WORK REQUIRED
Restating the data word for word is all that is required.

*** SUPPLIED DATA Section Begins ***

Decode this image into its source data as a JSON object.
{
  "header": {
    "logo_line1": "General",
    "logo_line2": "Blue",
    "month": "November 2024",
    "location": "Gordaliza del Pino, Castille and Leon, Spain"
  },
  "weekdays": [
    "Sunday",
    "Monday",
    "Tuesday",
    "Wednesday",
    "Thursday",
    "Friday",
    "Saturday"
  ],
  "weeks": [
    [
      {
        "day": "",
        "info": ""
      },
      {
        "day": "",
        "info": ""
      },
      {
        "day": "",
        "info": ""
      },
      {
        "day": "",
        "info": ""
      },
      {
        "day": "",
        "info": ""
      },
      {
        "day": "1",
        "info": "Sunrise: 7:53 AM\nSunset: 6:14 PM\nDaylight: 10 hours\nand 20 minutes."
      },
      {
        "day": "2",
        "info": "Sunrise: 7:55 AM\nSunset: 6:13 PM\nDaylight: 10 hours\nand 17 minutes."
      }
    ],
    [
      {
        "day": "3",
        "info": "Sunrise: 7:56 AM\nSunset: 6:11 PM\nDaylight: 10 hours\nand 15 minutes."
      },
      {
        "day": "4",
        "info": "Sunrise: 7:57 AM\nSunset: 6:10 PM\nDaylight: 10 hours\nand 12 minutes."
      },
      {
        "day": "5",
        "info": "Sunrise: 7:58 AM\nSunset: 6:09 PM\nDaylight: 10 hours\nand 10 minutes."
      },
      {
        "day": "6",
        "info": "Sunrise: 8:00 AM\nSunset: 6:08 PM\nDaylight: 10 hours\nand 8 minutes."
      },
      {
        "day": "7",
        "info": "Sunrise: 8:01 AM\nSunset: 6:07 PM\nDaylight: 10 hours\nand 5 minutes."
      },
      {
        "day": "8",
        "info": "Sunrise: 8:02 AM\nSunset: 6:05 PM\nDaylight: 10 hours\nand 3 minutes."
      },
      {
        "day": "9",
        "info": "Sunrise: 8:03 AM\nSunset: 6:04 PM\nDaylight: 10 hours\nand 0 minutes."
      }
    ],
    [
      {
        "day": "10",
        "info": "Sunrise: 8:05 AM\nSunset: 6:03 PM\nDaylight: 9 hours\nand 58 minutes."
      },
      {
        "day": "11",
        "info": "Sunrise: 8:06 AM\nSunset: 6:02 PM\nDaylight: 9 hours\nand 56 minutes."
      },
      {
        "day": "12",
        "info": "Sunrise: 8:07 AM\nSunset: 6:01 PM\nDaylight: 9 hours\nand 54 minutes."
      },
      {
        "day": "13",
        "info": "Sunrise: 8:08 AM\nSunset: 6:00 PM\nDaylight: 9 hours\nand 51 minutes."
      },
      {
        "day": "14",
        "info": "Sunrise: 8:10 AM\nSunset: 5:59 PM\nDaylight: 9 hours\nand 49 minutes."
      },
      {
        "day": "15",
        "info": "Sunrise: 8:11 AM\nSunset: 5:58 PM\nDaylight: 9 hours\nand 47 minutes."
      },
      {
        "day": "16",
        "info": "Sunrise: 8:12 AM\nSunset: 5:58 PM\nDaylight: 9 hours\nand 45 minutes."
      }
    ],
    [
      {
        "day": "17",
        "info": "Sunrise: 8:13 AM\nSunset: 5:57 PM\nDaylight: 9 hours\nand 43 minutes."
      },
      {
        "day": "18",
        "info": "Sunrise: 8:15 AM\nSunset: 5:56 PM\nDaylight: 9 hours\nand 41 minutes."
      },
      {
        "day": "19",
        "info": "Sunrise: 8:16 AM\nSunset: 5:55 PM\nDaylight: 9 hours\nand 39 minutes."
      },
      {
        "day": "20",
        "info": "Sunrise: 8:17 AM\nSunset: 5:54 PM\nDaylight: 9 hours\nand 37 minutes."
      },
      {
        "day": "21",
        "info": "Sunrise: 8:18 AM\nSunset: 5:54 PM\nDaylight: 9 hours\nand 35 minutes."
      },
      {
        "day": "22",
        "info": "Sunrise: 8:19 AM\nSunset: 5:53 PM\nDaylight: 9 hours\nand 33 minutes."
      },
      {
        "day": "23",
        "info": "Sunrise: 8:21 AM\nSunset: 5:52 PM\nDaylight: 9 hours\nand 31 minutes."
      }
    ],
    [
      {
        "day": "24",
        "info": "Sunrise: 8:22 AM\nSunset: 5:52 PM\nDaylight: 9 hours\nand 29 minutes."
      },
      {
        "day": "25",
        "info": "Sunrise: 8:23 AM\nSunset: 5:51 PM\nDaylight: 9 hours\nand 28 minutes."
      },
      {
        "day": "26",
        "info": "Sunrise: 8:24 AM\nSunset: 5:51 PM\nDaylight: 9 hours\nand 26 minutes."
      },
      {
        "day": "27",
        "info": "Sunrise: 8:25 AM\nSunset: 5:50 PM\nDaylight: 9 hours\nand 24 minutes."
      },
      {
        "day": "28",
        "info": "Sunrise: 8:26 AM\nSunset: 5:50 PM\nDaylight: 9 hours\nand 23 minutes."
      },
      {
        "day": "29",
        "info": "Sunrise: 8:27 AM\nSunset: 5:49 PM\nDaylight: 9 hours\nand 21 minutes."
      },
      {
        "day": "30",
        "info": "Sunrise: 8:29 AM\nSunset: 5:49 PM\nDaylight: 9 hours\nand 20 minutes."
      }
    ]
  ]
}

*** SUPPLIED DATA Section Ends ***

SOLUTION
Decode this image into its source data as a JSON object.
{
  "header": {
    "logo_line1": "General",
    "logo_line2": "Blue",
    "month": "November 2024",
    "location": "Gordaliza del Pino, Castille and Leon, Spain"
  },
  "weekdays": [
    "Sunday",
    "Monday",
    "Tuesday",
    "Wednesday",
    "Thursday",
    "Friday",
    "Saturday"
  ],
  "weeks": [
    [
      {
        "day": "",
        "info": ""
      },
      {
        "day": "",
        "info": ""
      },
      {
        "day": "",
        "info": ""
      },
      {
        "day": "",
        "info": ""
      },
      {
        "day": "",
        "info": ""
      },
      {
        "day": "1",
        "info": "Sunrise: 7:53 AM\nSunset: 6:14 PM\nDaylight: 10 hours\nand 20 minutes."
      },
      {
        "day": "2",
        "info": "Sunrise: 7:55 AM\nSunset: 6:13 PM\nDaylight: 10 hours\nand 17 minutes."
      }
    ],
    [
      {
        "day": "3",
        "info": "Sunrise: 7:56 AM\nSunset: 6:11 PM\nDaylight: 10 hours\nand 15 minutes."
      },
      {
        "day": "4",
        "info": "Sunrise: 7:57 AM\nSunset: 6:10 PM\nDaylight: 10 hours\nand 12 minutes."
      },
      {
        "day": "5",
        "info": "Sunrise: 7:58 AM\nSunset: 6:09 PM\nDaylight: 10 hours\nand 10 minutes."
      },
      {
        "day": "6",
        "info": "Sunrise: 8:00 AM\nSunset: 6:08 PM\nDaylight: 10 hours\nand 8 minutes."
      },
      {
        "day": "7",
        "info": "Sunrise: 8:01 AM\nSunset: 6:07 PM\nDaylight: 10 hours\nand 5 minutes."
      },
      {
        "day": "8",
        "info": "Sunrise: 8:02 AM\nSunset: 6:05 PM\nDaylight: 10 hours\nand 3 minutes."
      },
      {
        "day": "9",
        "info": "Sunrise: 8:03 AM\nSunset: 6:04 PM\nDaylight: 10 hours\nand 0 minutes."
      }
    ],
    [
      {
        "day": "10",
        "info": "Sunrise: 8:05 AM\nSunset: 6:03 PM\nDaylight: 9 hours\nand 58 minutes."
      },
      {
        "day": "11",
        "info": "Sunrise: 8:06 AM\nSunset: 6:02 PM\nDaylight: 9 hours\nand 56 minutes."
      },
      {
        "day": "12",
        "info": "Sunrise: 8:07 AM\nSunset: 6:01 PM\nDaylight: 9 hours\nand 54 minutes."
      },
      {
        "day": "13",
        "info": "Sunrise: 8:08 AM\nSunset: 6:00 PM\nDaylight: 9 hours\nand 51 minutes."
      },
      {
        "day": "14",
        "info": "Sunrise: 8:10 AM\nSunset: 5:59 PM\nDaylight: 9 hours\nand 49 minutes."
      },
      {
        "day": "15",
        "info": "Sunrise: 8:11 AM\nSunset: 5:58 PM\nDaylight: 9 hours\nand 47 minutes."
      },
      {
        "day": "16",
        "info": "Sunrise: 8:12 AM\nSunset: 5:58 PM\nDaylight: 9 hours\nand 45 minutes."
      }
    ],
    [
      {
        "day": "17",
        "info": "Sunrise: 8:13 AM\nSunset: 5:57 PM\nDaylight: 9 hours\nand 43 minutes."
      },
      {
        "day": "18",
        "info": "Sunrise: 8:15 AM\nSunset: 5:56 PM\nDaylight: 9 hours\nand 41 minutes."
      },
      {
        "day": "19",
        "info": "Sunrise: 8:16 AM\nSunset: 5:55 PM\nDaylight: 9 hours\nand 39 minutes."
      },
      {
        "day": "20",
        "info": "Sunrise: 8:17 AM\nSunset: 5:54 PM\nDaylight: 9 hours\nand 37 minutes."
      },
      {
        "day": "21",
        "info": "Sunrise: 8:18 AM\nSunset: 5:54 PM\nDaylight: 9 hours\nand 35 minutes."
      },
      {
        "day": "22",
        "info": "Sunrise: 8:19 AM\nSunset: 5:53 PM\nDaylight: 9 hours\nand 33 minutes."
      },
      {
        "day": "23",
        "info": "Sunrise: 8:21 AM\nSunset: 5:52 PM\nDaylight: 9 hours\nand 31 minutes."
      }
    ],
    [
      {
        "day": "24",
        "info": "Sunrise: 8:22 AM\nSunset: 5:52 PM\nDaylight: 9 hours\nand 29 minutes."
      },
      {
        "day": "25",
        "info": "Sunrise: 8:23 AM\nSunset: 5:51 PM\nDaylight: 9 hours\nand 28 minutes."
      },
      {
        "day": "26",
        "info": "Sunrise: 8:24 AM\nSunset: 5:51 PM\nDaylight: 9 hours\nand 26 minutes."
      },
      {
        "day": "27",
        "info": "Sunrise: 8:25 AM\nSunset: 5:50 PM\nDaylight: 9 hours\nand 24 minutes."
      },
      {
        "day": "28",
        "info": "Sunrise: 8:26 AM\nSunset: 5:50 PM\nDaylight: 9 hours\nand 23 minutes."
      },
      {
        "day": "29",
        "info": "Sunrise: 8:27 AM\nSunset: 5:49 PM\nDaylight: 9 hours\nand 21 minutes."
      },
      {
        "day": "30",
        "info": "Sunrise: 8:29 AM\nSunset: 5:49 PM\nDaylight: 9 hours\nand 20 minutes."
      }
    ]
  ]
}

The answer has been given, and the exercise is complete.